**REQUIREMENT**
Write only how many lines of the listing below include the string "false".

━━━ EXTRACTED MATERIAL ━━━

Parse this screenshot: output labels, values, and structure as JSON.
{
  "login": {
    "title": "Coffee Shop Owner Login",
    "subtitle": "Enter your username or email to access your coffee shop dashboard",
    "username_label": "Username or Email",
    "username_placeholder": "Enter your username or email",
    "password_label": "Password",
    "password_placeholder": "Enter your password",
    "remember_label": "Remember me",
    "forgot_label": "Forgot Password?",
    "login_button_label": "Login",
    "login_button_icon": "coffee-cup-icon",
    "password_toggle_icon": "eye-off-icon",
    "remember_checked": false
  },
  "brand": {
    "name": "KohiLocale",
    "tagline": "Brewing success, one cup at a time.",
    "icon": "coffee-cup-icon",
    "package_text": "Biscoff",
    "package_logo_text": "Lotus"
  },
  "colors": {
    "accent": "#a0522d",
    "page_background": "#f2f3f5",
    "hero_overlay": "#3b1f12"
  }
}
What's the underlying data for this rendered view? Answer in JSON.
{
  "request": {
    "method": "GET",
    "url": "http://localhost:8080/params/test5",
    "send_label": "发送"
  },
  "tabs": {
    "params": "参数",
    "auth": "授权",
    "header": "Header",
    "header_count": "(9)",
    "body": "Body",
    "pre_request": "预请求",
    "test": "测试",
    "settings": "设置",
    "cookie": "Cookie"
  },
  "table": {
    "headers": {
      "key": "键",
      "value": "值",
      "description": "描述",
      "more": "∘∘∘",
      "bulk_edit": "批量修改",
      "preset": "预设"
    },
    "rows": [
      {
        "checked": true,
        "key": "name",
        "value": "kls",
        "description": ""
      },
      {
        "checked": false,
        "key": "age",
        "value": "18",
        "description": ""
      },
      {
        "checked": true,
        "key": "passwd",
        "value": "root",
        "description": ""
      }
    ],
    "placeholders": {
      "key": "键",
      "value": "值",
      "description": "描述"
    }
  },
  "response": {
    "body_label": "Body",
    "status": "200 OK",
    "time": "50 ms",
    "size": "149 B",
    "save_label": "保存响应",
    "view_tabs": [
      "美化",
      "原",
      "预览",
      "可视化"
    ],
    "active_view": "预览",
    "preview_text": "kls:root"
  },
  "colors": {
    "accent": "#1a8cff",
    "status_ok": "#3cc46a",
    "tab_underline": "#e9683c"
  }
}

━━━

**RESULT**
2